● TASK GOAL
Retrieve every line of the data holding the word "label".

Segment Start: MATERIAL SUPPLIED

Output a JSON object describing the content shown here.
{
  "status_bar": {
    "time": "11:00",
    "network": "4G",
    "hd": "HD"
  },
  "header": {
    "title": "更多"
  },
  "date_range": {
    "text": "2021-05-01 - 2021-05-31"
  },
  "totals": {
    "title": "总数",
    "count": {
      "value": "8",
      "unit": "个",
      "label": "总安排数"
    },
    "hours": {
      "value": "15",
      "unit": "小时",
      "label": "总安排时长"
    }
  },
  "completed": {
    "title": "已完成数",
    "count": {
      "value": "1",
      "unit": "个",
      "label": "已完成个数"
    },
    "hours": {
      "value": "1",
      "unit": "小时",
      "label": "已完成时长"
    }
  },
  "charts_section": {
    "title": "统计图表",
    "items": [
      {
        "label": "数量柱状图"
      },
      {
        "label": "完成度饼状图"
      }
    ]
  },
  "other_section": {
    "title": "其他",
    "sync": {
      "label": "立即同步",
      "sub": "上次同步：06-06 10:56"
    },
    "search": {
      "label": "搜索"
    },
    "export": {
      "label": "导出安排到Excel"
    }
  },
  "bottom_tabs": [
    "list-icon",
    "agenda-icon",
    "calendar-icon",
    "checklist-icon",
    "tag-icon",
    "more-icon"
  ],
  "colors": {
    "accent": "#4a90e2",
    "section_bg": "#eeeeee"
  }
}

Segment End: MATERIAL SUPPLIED

● FINISHED TASK
      "label": "总安排数"
      "label": "总安排时长"
      "label": "已完成个数"
      "label": "已完成时长"
        "label": "数量柱状图"
        "label": "完成度饼状图"
      "label": "立即同步",
      "label": "搜索"
      "label": "导出安排到Excel"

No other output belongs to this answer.